_TASK REQUIREMENTS_
Find and return every line of the data that contains the word "ffffff".

-------- RECORDS PROVIDED

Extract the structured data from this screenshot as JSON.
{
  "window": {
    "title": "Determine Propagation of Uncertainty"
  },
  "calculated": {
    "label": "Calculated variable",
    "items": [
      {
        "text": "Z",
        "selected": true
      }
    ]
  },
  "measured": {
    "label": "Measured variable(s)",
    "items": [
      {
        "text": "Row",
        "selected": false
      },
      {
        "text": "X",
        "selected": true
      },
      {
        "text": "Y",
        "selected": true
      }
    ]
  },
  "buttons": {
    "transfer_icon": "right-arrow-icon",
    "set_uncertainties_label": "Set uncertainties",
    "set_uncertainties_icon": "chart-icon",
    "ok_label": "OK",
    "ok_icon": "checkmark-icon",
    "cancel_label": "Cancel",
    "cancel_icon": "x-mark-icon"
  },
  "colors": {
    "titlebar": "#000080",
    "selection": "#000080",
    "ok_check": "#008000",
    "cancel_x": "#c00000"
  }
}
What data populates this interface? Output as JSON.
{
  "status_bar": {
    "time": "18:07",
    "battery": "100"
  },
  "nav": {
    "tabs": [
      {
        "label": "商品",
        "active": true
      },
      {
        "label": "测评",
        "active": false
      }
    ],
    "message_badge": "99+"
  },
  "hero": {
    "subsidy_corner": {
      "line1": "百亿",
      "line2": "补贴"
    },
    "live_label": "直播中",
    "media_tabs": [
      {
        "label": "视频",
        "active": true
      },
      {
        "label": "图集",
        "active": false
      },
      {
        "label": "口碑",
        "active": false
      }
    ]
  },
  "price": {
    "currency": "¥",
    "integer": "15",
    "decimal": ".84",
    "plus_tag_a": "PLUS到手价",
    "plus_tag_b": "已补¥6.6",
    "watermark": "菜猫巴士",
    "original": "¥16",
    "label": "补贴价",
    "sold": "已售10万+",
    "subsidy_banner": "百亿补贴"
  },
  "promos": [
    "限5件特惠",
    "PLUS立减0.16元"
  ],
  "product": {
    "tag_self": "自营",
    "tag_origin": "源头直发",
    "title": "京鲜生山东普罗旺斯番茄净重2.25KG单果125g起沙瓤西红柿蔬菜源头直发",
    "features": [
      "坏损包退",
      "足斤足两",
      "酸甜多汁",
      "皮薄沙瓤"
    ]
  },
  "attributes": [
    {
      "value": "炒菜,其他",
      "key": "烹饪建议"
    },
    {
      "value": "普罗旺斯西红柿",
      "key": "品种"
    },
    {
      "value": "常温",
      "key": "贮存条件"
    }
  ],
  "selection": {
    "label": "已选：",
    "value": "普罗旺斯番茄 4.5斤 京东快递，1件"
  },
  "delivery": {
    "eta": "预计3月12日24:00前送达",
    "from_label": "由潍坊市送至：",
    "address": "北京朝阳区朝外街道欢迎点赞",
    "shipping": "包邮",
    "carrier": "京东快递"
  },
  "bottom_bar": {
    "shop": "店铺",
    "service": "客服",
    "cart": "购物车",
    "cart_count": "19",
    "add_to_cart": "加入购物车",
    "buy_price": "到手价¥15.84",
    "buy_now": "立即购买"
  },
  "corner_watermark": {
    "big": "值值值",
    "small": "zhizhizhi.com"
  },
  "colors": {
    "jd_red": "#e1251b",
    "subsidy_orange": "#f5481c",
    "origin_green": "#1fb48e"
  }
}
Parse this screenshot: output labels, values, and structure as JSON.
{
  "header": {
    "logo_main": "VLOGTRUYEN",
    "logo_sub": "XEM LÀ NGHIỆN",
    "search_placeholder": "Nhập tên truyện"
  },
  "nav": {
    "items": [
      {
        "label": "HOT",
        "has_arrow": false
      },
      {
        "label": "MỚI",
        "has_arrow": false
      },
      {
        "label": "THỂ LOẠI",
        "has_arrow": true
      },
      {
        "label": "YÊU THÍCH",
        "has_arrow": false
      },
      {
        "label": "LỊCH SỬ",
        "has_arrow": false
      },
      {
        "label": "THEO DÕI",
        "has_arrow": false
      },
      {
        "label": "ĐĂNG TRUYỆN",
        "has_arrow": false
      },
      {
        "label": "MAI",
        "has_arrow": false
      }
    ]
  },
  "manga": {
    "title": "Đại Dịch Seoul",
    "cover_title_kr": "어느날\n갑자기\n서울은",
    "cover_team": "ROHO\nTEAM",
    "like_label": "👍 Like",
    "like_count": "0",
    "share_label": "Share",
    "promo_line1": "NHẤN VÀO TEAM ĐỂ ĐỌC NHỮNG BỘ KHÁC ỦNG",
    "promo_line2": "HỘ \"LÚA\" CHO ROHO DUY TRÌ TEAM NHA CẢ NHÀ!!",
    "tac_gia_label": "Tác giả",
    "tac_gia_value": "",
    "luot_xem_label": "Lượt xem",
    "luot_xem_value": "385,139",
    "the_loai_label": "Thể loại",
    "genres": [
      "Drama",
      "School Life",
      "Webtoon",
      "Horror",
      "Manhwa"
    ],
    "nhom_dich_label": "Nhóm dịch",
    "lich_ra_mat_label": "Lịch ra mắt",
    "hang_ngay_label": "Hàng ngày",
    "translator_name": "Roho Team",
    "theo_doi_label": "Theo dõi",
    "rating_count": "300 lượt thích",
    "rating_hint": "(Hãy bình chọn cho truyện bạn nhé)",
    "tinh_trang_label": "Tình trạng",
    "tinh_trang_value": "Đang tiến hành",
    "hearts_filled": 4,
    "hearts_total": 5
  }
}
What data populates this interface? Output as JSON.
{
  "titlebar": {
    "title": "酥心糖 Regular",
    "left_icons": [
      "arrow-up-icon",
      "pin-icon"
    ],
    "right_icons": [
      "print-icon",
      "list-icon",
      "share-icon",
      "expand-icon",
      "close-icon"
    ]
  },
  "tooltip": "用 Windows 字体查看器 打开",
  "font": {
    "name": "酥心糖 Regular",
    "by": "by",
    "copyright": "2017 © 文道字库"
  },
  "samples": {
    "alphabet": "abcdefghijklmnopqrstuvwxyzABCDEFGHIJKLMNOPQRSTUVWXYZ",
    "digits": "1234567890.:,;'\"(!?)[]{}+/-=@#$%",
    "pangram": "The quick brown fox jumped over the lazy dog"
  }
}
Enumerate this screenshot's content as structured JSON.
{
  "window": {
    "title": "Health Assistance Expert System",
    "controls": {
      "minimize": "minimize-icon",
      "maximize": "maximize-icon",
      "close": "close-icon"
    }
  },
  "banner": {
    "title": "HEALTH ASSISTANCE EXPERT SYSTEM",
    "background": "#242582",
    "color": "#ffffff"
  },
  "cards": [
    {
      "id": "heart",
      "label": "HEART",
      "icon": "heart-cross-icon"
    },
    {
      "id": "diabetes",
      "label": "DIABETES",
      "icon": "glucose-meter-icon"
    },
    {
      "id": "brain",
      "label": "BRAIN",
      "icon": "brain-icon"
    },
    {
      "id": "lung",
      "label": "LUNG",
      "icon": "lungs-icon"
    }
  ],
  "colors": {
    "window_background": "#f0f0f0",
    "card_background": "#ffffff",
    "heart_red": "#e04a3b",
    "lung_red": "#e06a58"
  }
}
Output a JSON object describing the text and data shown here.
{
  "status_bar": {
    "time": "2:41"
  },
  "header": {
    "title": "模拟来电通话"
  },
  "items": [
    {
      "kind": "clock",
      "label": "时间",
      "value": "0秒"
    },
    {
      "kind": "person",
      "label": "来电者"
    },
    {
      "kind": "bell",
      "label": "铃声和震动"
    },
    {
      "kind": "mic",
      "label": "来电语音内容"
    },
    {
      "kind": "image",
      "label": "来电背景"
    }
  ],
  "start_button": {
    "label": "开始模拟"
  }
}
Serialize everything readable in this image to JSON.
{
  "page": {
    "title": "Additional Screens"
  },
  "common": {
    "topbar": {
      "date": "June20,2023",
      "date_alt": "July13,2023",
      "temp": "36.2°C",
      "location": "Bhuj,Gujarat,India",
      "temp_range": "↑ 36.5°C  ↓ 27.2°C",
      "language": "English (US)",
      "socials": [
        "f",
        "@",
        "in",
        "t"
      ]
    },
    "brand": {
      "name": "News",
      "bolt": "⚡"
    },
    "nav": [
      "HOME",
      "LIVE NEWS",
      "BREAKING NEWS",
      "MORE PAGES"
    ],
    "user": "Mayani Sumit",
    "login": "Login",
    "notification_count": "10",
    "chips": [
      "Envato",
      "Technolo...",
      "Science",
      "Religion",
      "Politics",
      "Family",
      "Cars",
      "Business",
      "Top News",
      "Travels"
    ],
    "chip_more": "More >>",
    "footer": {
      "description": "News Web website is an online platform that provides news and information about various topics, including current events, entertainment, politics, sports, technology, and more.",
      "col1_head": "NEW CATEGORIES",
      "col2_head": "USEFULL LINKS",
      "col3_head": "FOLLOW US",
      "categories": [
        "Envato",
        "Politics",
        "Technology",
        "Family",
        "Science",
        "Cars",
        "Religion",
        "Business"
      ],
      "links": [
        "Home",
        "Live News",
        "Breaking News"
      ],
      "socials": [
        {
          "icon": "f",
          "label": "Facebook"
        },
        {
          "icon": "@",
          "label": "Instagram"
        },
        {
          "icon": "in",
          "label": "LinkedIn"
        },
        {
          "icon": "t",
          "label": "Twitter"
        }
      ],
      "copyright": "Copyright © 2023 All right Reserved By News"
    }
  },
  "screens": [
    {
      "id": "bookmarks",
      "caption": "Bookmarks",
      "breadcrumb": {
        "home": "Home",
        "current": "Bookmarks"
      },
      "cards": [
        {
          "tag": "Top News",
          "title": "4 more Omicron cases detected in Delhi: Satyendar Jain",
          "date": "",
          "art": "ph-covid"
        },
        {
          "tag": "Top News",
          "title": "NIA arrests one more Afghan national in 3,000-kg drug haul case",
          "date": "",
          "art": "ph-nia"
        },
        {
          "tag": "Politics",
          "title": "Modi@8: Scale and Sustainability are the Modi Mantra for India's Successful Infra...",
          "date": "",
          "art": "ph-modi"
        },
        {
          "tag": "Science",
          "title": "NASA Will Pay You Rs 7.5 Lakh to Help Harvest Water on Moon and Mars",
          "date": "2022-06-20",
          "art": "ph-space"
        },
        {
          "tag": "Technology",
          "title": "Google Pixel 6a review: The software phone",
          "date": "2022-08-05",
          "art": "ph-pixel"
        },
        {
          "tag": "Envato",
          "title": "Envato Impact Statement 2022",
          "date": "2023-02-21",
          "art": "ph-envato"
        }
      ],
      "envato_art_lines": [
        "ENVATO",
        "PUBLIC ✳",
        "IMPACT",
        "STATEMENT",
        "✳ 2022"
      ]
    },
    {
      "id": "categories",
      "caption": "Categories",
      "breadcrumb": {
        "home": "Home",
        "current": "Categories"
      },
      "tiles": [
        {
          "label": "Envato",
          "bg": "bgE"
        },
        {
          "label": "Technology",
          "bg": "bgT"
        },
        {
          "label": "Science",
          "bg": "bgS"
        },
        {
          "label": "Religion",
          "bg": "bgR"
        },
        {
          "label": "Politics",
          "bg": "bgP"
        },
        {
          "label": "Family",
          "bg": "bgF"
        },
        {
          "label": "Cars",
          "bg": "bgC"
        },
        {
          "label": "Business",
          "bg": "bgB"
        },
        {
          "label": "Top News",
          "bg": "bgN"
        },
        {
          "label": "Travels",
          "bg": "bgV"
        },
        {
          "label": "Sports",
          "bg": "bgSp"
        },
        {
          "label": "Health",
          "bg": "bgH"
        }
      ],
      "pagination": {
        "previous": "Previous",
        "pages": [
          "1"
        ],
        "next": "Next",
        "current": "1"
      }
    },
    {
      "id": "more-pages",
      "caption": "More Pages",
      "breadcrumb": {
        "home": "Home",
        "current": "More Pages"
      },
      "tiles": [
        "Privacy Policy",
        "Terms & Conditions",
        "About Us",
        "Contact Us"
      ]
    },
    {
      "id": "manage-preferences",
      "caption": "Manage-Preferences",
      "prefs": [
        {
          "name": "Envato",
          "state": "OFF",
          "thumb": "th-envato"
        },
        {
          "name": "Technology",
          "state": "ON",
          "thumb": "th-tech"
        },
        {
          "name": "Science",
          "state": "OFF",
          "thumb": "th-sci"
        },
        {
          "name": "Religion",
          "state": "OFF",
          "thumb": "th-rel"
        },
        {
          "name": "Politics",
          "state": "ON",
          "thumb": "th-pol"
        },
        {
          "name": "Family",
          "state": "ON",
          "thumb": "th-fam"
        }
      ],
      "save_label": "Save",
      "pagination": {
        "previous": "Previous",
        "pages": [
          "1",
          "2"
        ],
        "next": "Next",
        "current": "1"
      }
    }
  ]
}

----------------

_REPLY_
    "color": "#ffffff"
    "card_background": "#ffffff",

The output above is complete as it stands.